Copy out, from the entries below, each line holding the string "Personalized".

Saved data entries:
********

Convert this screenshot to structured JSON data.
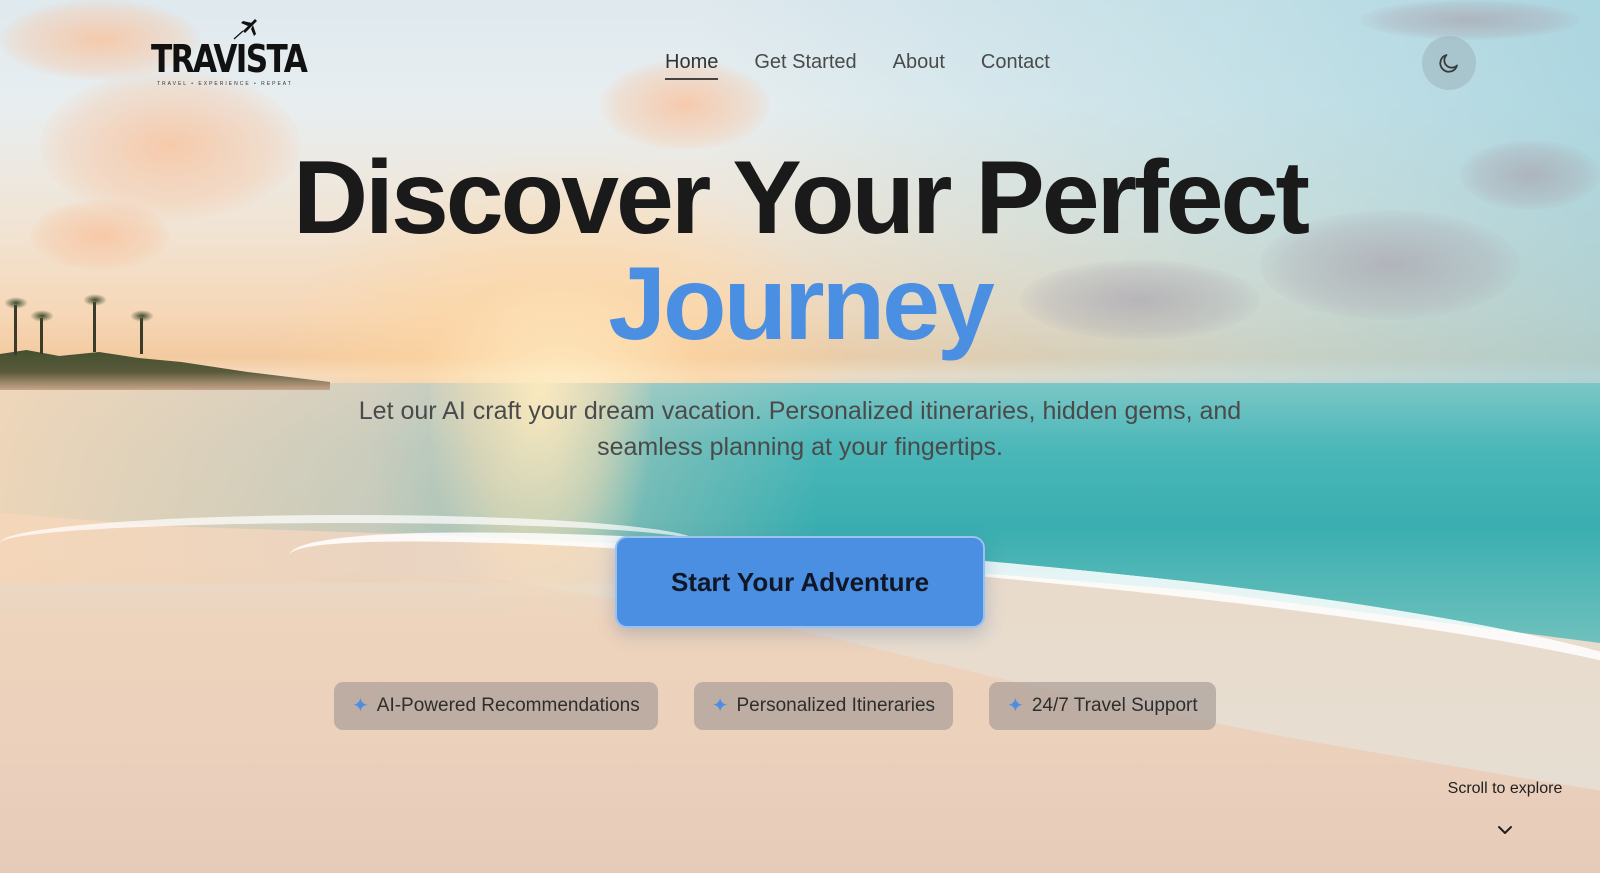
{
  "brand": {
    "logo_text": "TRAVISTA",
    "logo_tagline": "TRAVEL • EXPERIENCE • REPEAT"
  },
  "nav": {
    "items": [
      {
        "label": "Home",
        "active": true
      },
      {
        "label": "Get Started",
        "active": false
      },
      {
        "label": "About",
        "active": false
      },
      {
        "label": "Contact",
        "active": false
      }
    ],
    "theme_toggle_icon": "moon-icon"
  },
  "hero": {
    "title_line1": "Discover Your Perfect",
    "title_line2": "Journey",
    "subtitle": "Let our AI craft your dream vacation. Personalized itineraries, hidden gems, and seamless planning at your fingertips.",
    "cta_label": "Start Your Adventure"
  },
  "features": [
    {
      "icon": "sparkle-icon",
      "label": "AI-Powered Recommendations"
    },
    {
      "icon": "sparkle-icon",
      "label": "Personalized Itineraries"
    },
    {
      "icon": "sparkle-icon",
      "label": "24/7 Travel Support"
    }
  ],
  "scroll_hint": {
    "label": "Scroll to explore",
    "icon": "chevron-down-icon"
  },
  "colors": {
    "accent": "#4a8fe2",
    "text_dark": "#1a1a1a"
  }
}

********

#### [OUTPUT FOR THIS EXERCISE]
    "subtitle": "Let our AI craft your dream vacation. Personalized itineraries, hidden gems, and seamless planning at your fingertips.",
      "label": "Personalized Itineraries"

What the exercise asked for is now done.